[[ RECORDS PROVIDED, beginning ]]

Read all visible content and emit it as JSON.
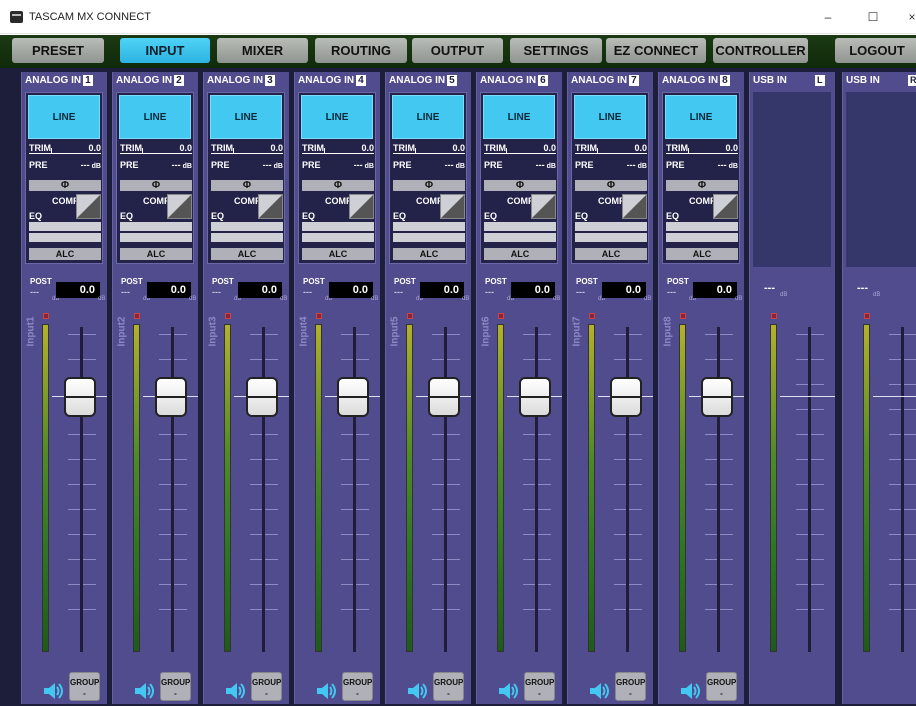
{
  "window": {
    "title": "TASCAM MX CONNECT",
    "minimize": "–",
    "maximize": "☐",
    "close": "×"
  },
  "tabs": [
    {
      "label": "PRESET",
      "active": false
    },
    {
      "label": "INPUT",
      "active": true
    },
    {
      "label": "MIXER",
      "active": false
    },
    {
      "label": "ROUTING",
      "active": false
    },
    {
      "label": "OUTPUT",
      "active": false
    },
    {
      "label": "SETTINGS",
      "active": false
    },
    {
      "label": "EZ CONNECT",
      "active": false
    },
    {
      "label": "CONTROLLER",
      "active": false
    },
    {
      "label": "LOGOUT",
      "active": false
    }
  ],
  "strip_labels": {
    "line": "LINE",
    "trim": "TRIM",
    "pre": "PRE",
    "pre_unit": "dB",
    "phase": "Φ",
    "comp": "COMP",
    "eq": "EQ",
    "alc": "ALC",
    "post": "POST",
    "db": "dB",
    "group": "GROUP"
  },
  "channels": [
    {
      "header": "ANALOG IN",
      "num": "1",
      "name": "Input1",
      "trim": "0.0",
      "pre": "---",
      "post_dash": "---",
      "post_value": "0.0",
      "group_value": "-"
    },
    {
      "header": "ANALOG IN",
      "num": "2",
      "name": "Input2",
      "trim": "0.0",
      "pre": "---",
      "post_dash": "---",
      "post_value": "0.0",
      "group_value": "-"
    },
    {
      "header": "ANALOG IN",
      "num": "3",
      "name": "Input3",
      "trim": "0.0",
      "pre": "---",
      "post_dash": "---",
      "post_value": "0.0",
      "group_value": "-"
    },
    {
      "header": "ANALOG IN",
      "num": "4",
      "name": "Input4",
      "trim": "0.0",
      "pre": "---",
      "post_dash": "---",
      "post_value": "0.0",
      "group_value": "-"
    },
    {
      "header": "ANALOG IN",
      "num": "5",
      "name": "Input5",
      "trim": "0.0",
      "pre": "---",
      "post_dash": "---",
      "post_value": "0.0",
      "group_value": "-"
    },
    {
      "header": "ANALOG IN",
      "num": "6",
      "name": "Input6",
      "trim": "0.0",
      "pre": "---",
      "post_dash": "---",
      "post_value": "0.0",
      "group_value": "-"
    },
    {
      "header": "ANALOG IN",
      "num": "7",
      "name": "Input7",
      "trim": "0.0",
      "pre": "---",
      "post_dash": "---",
      "post_value": "0.0",
      "group_value": "-"
    },
    {
      "header": "ANALOG IN",
      "num": "8",
      "name": "Input8",
      "trim": "0.0",
      "pre": "---",
      "post_dash": "---",
      "post_value": "0.0",
      "group_value": "-"
    }
  ],
  "usb": [
    {
      "header": "USB IN",
      "side": "L",
      "value": "---"
    },
    {
      "header": "USB IN",
      "side": "R",
      "value": "---"
    }
  ],
  "colors": {
    "accent": "#43c8f2",
    "strip": "#514c8e",
    "background": "#1d1f3a",
    "tabbar": "#0f2a0a"
  },
  "icons": {
    "speaker": "speaker-icon",
    "app": "tascam-logo-icon"
  }
}
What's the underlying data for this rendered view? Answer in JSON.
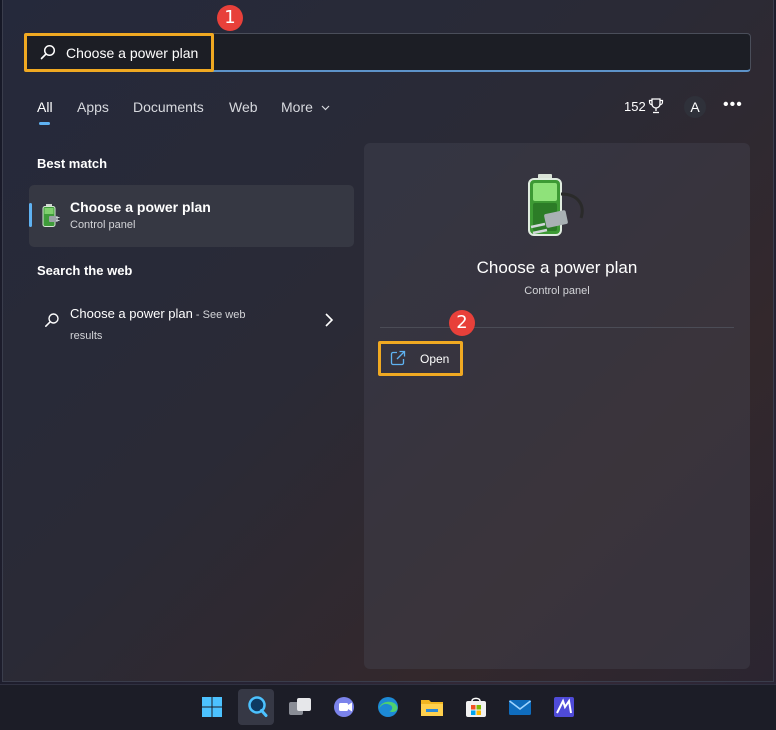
{
  "search": {
    "value": "Choose a power plan",
    "placeholder": ""
  },
  "annotations": [
    "1",
    "2"
  ],
  "tabs": [
    {
      "label": "All",
      "active": true
    },
    {
      "label": "Apps"
    },
    {
      "label": "Documents"
    },
    {
      "label": "Web"
    },
    {
      "label": "More"
    }
  ],
  "header_right": {
    "points": "152",
    "avatar_initial": "A",
    "more_icon": "ellipsis-icon"
  },
  "best_match": {
    "section_label": "Best match",
    "title": "Choose a power plan",
    "subtitle": "Control panel",
    "icon": "battery-plug-icon"
  },
  "search_web": {
    "section_label": "Search the web",
    "query": "Choose a power plan",
    "suffix": " - See web results"
  },
  "preview": {
    "title": "Choose a power plan",
    "subtitle": "Control panel",
    "actions": [
      {
        "label": "Open",
        "icon": "open-external-icon"
      }
    ]
  },
  "taskbar": {
    "items": [
      "windows-start-icon",
      "search-icon",
      "task-view-icon",
      "teams-chat-icon",
      "edge-browser-icon",
      "file-explorer-icon",
      "microsoft-store-icon",
      "mail-icon",
      "app-icon"
    ]
  },
  "colors": {
    "accent": "#5fb2f2",
    "highlight": "#f0a922",
    "badge": "#e8403a"
  }
}
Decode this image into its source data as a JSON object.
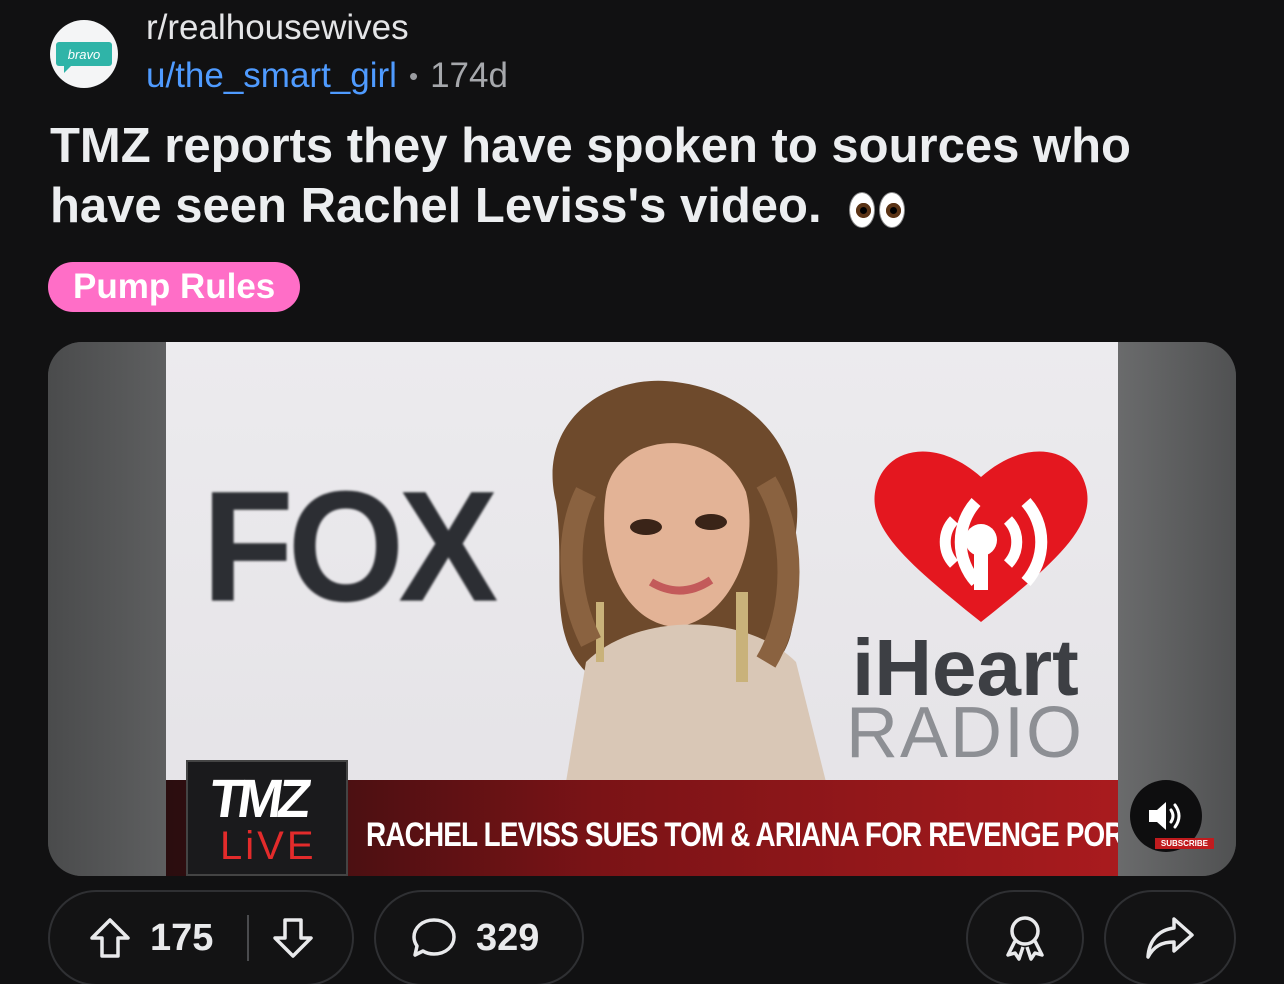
{
  "post": {
    "subreddit": "r/realhousewives",
    "author": "u/the_smart_girl",
    "separator": "•",
    "age": "174d",
    "avatar_text": "bravo",
    "title": "TMZ reports they have spoken to sources who have seen Rachel Leviss's video.",
    "title_emoji": "eyes-emoji",
    "flair": "Pump Rules"
  },
  "media": {
    "brand_left": "FOX",
    "brand_right_1": "iHeart",
    "brand_right_2": "RADIO",
    "tmz_logo": "TMZ",
    "tmz_live": "LiVE",
    "headline": "RACHEL LEVISS SUES TOM & ARIANA FOR REVENGE PORN",
    "subscribe": "SUBSCRIBE",
    "sound_icon": "speaker-icon"
  },
  "actions": {
    "upvotes": "175",
    "comments": "329",
    "upvote_icon": "upvote-arrow-icon",
    "downvote_icon": "downvote-arrow-icon",
    "comment_icon": "comment-bubble-icon",
    "award_icon": "award-icon",
    "share_icon": "share-arrow-icon"
  },
  "colors": {
    "background": "#111112",
    "link_blue": "#4f9bff",
    "flair_pink": "#ff6ec7",
    "tmz_red": "#a91b1e",
    "iheart_red": "#e4171f"
  }
}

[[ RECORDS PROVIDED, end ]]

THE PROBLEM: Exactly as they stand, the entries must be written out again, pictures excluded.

SOLUTION FOR THIS PROBLEM:
Read all visible content and emit it as JSON.
{
  "window": {
    "title": "TASCAM MX CONNECT",
    "minimize": "–",
    "maximize": "☐",
    "close": "×"
  },
  "tabs": [
    {
      "label": "PRESET",
      "active": false
    },
    {
      "label": "INPUT",
      "active": true
    },
    {
      "label": "MIXER",
      "active": false
    },
    {
      "label": "ROUTING",
      "active": false
    },
    {
      "label": "OUTPUT",
      "active": false
    },
    {
      "label": "SETTINGS",
      "active": false
    },
    {
      "label": "EZ CONNECT",
      "active": false
    },
    {
      "label": "CONTROLLER",
      "active": false
    },
    {
      "label": "LOGOUT",
      "active": false
    }
  ],
  "strip_labels": {
    "line": "LINE",
    "trim": "TRIM",
    "pre": "PRE",
    "pre_unit": "dB",
    "phase": "Φ",
    "comp": "COMP",
    "eq": "EQ",
    "alc": "ALC",
    "post": "POST",
    "db": "dB",
    "group": "GROUP"
  },
  "channels": [
    {
      "header": "ANALOG IN",
      "num": "1",
      "name": "Input1",
      "trim": "0.0",
      "pre": "---",
      "post_dash": "---",
      "post_value": "0.0",
      "group_value": "-"
    },
    {
      "header": "ANALOG IN",
      "num": "2",
      "name": "Input2",
      "trim": "0.0",
      "pre": "---",
      "post_dash": "---",
      "post_value": "0.0",
      "group_value": "-"
    },
    {
      "header": "ANALOG IN",
      "num": "3",
      "name": "Input3",
      "trim": "0.0",
      "pre": "---",
      "post_dash": "---",
      "post_value": "0.0",
      "group_value": "-"
    },
    {
      "header": "ANALOG IN",
      "num": "4",
      "name": "Input4",
      "trim": "0.0",
      "pre": "---",
      "post_dash": "---",
      "post_value": "0.0",
      "group_value": "-"
    },
    {
      "header": "ANALOG IN",
      "num": "5",
      "name": "Input5",
      "trim": "0.0",
      "pre": "---",
      "post_dash": "---",
      "post_value": "0.0",
      "group_value": "-"
    },
    {
      "header": "ANALOG IN",
      "num": "6",
      "name": "Input6",
      "trim": "0.0",
      "pre": "---",
      "post_dash": "---",
      "post_value": "0.0",
      "group_value": "-"
    },
    {
      "header": "ANALOG IN",
      "num": "7",
      "name": "Input7",
      "trim": "0.0",
      "pre": "---",
      "post_dash": "---",
      "post_value": "0.0",
      "group_value": "-"
    },
    {
      "header": "ANALOG IN",
      "num": "8",
      "name": "Input8",
      "trim": "0.0",
      "pre": "---",
      "post_dash": "---",
      "post_value": "0.0",
      "group_value": "-"
    }
  ],
  "usb": [
    {
      "header": "USB IN",
      "side": "L",
      "value": "---"
    },
    {
      "header": "USB IN",
      "side": "R",
      "value": "---"
    }
  ],
  "colors": {
    "accent": "#43c8f2",
    "strip": "#514c8e",
    "background": "#1d1f3a",
    "tabbar": "#0f2a0a"
  },
  "icons": {
    "speaker": "speaker-icon",
    "app": "tascam-logo-icon"
  }
}
What's the underlying data for this rendered view? Answer in JSON.
{
  "search": {
    "value": "Choose a power plan",
    "placeholder": ""
  },
  "annotations": [
    "1",
    "2"
  ],
  "tabs": [
    {
      "label": "All",
      "active": true
    },
    {
      "label": "Apps"
    },
    {
      "label": "Documents"
    },
    {
      "label": "Web"
    },
    {
      "label": "More"
    }
  ],
  "header_right": {
    "points": "152",
    "avatar_initial": "A",
    "more_icon": "ellipsis-icon"
  },
  "best_match": {
    "section_label": "Best match",
    "title": "Choose a power plan",
    "subtitle": "Control panel",
    "icon": "battery-plug-icon"
  },
  "search_web": {
    "section_label": "Search the web",
    "query": "Choose a power plan",
    "suffix": " - See web results"
  },
  "preview": {
    "title": "Choose a power plan",
    "subtitle": "Control panel",
    "actions": [
      {
        "label": "Open",
        "icon": "open-external-icon"
      }
    ]
  },
  "taskbar": {
    "items": [
      "windows-start-icon",
      "search-icon",
      "task-view-icon",
      "teams-chat-icon",
      "edge-browser-icon",
      "file-explorer-icon",
      "microsoft-store-icon",
      "mail-icon",
      "app-icon"
    ]
  },
  "colors": {
    "accent": "#5fb2f2",
    "highlight": "#f0a922",
    "badge": "#e8403a"
  }
}
Decode this image into its source data as a JSON object.
{
  "post": {
    "subreddit": "r/realhousewives",
    "author": "u/the_smart_girl",
    "separator": "•",
    "age": "174d",
    "avatar_text": "bravo",
    "title": "TMZ reports they have spoken to sources who have seen Rachel Leviss's video.",
    "title_emoji": "eyes-emoji",
    "flair": "Pump Rules"
  },
  "media": {
    "brand_left": "FOX",
    "brand_right_1": "iHeart",
    "brand_right_2": "RADIO",
    "tmz_logo": "TMZ",
    "tmz_live": "LiVE",
    "headline": "RACHEL LEVISS SUES TOM & ARIANA FOR REVENGE PORN",
    "subscribe": "SUBSCRIBE",
    "sound_icon": "speaker-icon"
  },
  "actions": {
    "upvotes": "175",
    "comments": "329",
    "upvote_icon": "upvote-arrow-icon",
    "downvote_icon": "downvote-arrow-icon",
    "comment_icon": "comment-bubble-icon",
    "award_icon": "award-icon",
    "share_icon": "share-arrow-icon"
  },
  "colors": {
    "background": "#111112",
    "link_blue": "#4f9bff",
    "flair_pink": "#ff6ec7",
    "tmz_red": "#a91b1e",
    "iheart_red": "#e4171f"
  }
}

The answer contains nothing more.